   The English subtitles here are perfect in capturing the translation and emotions of the dialogue.

Video Ratings Summary
Sharpness
Shadow Detail
Colour
Grain/Pixelization
Film-To-Video Artefacts
Film Artefacts
Overall

Audio

   The audio is presented in Japanese Digital 5.1 and Dolby Digital 2.0 (Stereo).

   There's unfortunately not a lot of difference between these two audio tracks, with the rear speakers on the 5.1 track only coming to life during the more visceral action sequences. That said, they're both fine, with a solid audio mix to grab and hold attention during the extreme carnage and scenes of sadness and reflection alike. The film's surround could have been utilized better, and more bass might have given the big fights more gusto, but as it is it's still fine.

   The music by Takashi Nakagawa does an excellent job of firing up the action sequences but then giving moments of character development and dialogue pathos and effect; one excellent example is the music that builds up tension during the early dinner table slaughter, captivating and hitting its amazingly violent climax without ever drawing attention to itself. Like the phenomenal editing, the score is perfect for the material.

Audio Ratings Summary
Dialogue
Audio Sync
Clicks/Pops/Dropouts
Surround Channel Use
Subwoofer
Overall

Extras

Animated Menus with Sound

   The menus here feature the film's musical theme over some gory gusto, getting you in the right mood for the carnage!

The Machine Girl - Behind the Scenes (10:04)

   This disappointing short puff-piece includes several interviews with the main stars of the film as well as a brief look at some of the special effects, specifically the infamous drill bra and the finger sushi. Lacking in substance and meaning, it doesn't really give any idea about how the film was made or what was attempted in production - it's just fluff. In 1.33:1.

Theatrical Trailer (1:36)

   This trailer is absolutely glorious, nailing home the simple plotline and theme alongside the glut of violence and gore. It's also in excellent quality, at the proper 1.85:1 aspect ratio and looking sweet.

Stills Gallery

   A fairly standard set of promotional stills.

Eastern Eye Trailers

   Beginning with an anti-piracy ad, this selection of other trailers also put out in Australia by Madman is most notable for including the follow-up to The Machine Girl, the aptly named Tokyo Gore Police.

R4 vs R1

NOTE: To view non-R4 releases, your equipment needs to be multi-zone compatible and usually also NTSC compatible.
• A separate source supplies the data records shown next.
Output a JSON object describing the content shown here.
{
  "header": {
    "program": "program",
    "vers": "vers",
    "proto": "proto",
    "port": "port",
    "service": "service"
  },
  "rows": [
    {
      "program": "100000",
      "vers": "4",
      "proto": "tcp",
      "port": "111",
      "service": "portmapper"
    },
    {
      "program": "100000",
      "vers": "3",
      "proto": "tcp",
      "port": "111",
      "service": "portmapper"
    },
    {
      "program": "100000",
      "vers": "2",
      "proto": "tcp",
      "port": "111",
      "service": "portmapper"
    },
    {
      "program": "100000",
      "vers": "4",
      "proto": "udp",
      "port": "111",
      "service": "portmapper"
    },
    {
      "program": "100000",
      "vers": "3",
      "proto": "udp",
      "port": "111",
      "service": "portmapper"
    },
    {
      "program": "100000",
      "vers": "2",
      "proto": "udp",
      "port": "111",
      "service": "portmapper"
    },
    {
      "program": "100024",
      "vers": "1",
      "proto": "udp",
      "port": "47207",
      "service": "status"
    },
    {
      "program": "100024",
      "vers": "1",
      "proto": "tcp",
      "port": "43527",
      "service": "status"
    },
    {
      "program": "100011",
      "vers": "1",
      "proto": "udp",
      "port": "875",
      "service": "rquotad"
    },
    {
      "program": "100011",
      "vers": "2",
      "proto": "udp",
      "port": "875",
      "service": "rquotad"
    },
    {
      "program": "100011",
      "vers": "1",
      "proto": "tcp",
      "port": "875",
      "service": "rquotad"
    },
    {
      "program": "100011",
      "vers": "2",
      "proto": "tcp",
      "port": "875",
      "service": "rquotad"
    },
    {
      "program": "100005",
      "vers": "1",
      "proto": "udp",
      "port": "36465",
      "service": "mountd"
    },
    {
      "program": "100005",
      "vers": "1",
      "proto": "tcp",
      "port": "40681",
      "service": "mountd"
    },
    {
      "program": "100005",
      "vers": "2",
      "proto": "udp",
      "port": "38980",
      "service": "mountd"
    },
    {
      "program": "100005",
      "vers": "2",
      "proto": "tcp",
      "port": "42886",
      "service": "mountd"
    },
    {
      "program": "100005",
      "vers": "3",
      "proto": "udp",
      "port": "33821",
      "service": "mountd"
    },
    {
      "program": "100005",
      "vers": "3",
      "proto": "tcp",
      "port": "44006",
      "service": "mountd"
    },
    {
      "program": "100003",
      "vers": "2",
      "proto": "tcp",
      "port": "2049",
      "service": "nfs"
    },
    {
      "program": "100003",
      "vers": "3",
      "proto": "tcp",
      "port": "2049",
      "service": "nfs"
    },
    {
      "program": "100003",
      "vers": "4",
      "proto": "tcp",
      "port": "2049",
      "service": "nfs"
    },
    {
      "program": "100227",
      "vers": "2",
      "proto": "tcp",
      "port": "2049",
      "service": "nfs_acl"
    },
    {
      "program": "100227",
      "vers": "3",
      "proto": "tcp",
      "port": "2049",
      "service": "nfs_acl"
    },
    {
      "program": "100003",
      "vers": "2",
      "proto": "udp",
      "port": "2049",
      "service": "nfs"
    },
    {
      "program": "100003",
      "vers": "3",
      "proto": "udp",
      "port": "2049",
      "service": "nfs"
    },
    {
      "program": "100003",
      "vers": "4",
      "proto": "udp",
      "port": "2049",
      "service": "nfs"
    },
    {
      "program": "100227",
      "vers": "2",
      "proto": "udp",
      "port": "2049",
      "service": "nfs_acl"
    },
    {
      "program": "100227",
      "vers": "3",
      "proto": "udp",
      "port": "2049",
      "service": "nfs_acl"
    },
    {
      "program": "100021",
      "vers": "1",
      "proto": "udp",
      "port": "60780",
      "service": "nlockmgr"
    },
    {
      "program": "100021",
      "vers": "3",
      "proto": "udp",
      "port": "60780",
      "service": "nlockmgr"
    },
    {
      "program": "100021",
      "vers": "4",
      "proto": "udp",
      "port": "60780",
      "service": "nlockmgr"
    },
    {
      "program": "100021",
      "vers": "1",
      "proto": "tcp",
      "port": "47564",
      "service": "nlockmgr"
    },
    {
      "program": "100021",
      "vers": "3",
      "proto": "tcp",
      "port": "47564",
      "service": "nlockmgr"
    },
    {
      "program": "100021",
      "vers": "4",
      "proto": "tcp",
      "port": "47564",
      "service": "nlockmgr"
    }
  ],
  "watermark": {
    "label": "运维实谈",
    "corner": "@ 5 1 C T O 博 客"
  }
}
   Frustratingly, I am unable to find out the specifics for any of the two-disc sets that have been released in Japan and the US. Both of these versions include the short Shyness Machine Girl, a brief-side story (aka gaiden) to the main movie, and the US version includes a redubbed version of the original film with various well known American anime voice actors. I don't know what other special features are available, but it appears we have been shortchanged despite Madman's best intentions - a new special edition called The Machine Girl Remixed has just hit America's shores and is likely the release you want to get.

Summary

   The Machine Girl is what Planet Terror should have been - a wonderfully over-the-top grindhouse revenge flick with some of the most awesome violence and gore ever committed to celluloid.

   The video and audio transfers are both very good.

   The extras are unfortunately minimal.

Ratings (out of 5)

Video
Audio
Extras
Plot
Overall

© Ryan Aston (Bioshock)
Friday, October 02, 2009
Review Equipment
DVDSony Playstation 3 (HDMI 1.3) with Upscaling, using Component output
DisplayPhilips 47PFL9732D 47-inch LCD . Calibrated with Digital Video Essentials (PAL). This display device is 16x9 capable. This display device has a maximum native resolution of 1080p.
Audio DecoderLogitech 5500 THX.
AmplificationLogitech 5500 THX
SpeakersLogitech 5500 THX

Other Reviews NONE
Comments (Add)
A great flick and here is some US details - Worstnightmare